**Requirement**
Print out all of the records exactly; no picture belongs in the result.

- Opening Delimiter -

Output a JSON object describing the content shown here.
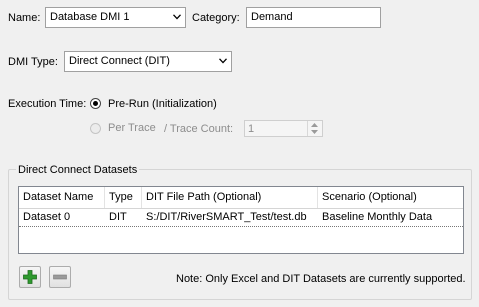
{
  "name": {
    "label": "Name:",
    "value": "Database DMI 1"
  },
  "category": {
    "label": "Category:",
    "value": "Demand"
  },
  "dmi_type": {
    "label": "DMI Type:",
    "value": "Direct Connect (DIT)"
  },
  "execution_time": {
    "label": "Execution Time:",
    "options": [
      {
        "label": "Pre-Run (Initialization)",
        "selected": true,
        "enabled": true
      },
      {
        "label": "Per Trace",
        "selected": false,
        "enabled": false
      }
    ],
    "trace_count_label": "/  Trace Count:",
    "trace_count_value": "1"
  },
  "datasets_group": {
    "title": "Direct Connect Datasets",
    "columns": [
      "Dataset Name",
      "Type",
      "DIT File Path (Optional)",
      "Scenario (Optional)"
    ],
    "rows": [
      [
        "Dataset 0",
        "DIT",
        "S:/DIT/RiverSMART_Test/test.db",
        "Baseline Monthly Data"
      ]
    ],
    "note": "Note: Only Excel and DIT Datasets are currently supported."
  },
  "icons": {
    "add": "plus-icon",
    "remove": "minus-icon",
    "dropdown": "chevron-down-icon"
  },
  "colors": {
    "add_green": "#2e9a2e",
    "remove_gray": "#9a9a9a"
  }
}
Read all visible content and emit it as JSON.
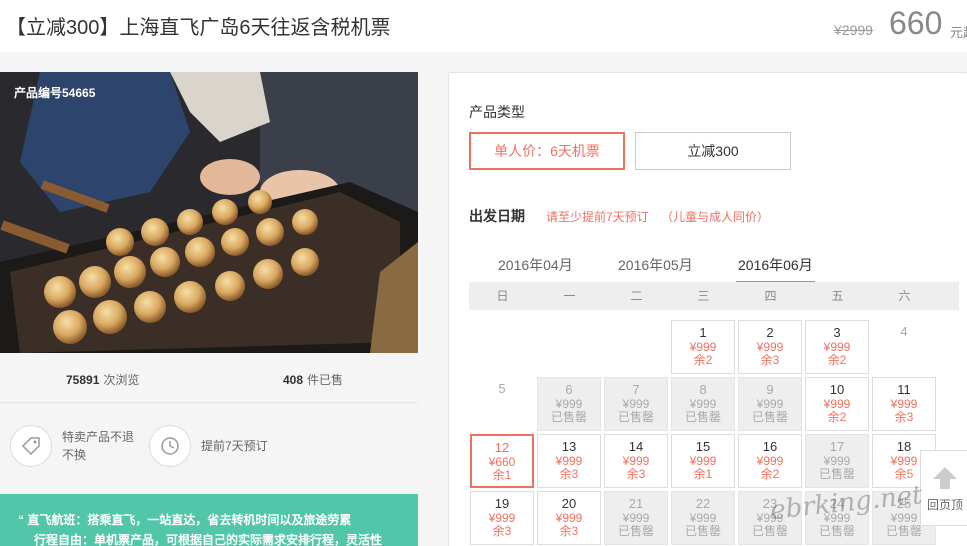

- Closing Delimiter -

**Task result**
Output a JSON object describing the content shown here.
{
  "name": {
    "label": "Name:",
    "value": "Database DMI 1"
  },
  "category": {
    "label": "Category:",
    "value": "Demand"
  },
  "dmi_type": {
    "label": "DMI Type:",
    "value": "Direct Connect (DIT)"
  },
  "execution_time": {
    "label": "Execution Time:",
    "options": [
      {
        "label": "Pre-Run (Initialization)",
        "selected": true,
        "enabled": true
      },
      {
        "label": "Per Trace",
        "selected": false,
        "enabled": false
      }
    ],
    "trace_count_label": "/  Trace Count:",
    "trace_count_value": "1"
  },
  "datasets_group": {
    "title": "Direct Connect Datasets",
    "columns": [
      "Dataset Name",
      "Type",
      "DIT File Path (Optional)",
      "Scenario (Optional)"
    ],
    "rows": [
      [
        "Dataset 0",
        "DIT",
        "S:/DIT/RiverSMART_Test/test.db",
        "Baseline Monthly Data"
      ]
    ],
    "note": "Note: Only Excel and DIT Datasets are currently supported."
  },
  "icons": {
    "add": "plus-icon",
    "remove": "minus-icon",
    "dropdown": "chevron-down-icon"
  },
  "colors": {
    "add_green": "#2e9a2e",
    "remove_gray": "#9a9a9a"
  }
}
Read all visible content and emit it as JSON.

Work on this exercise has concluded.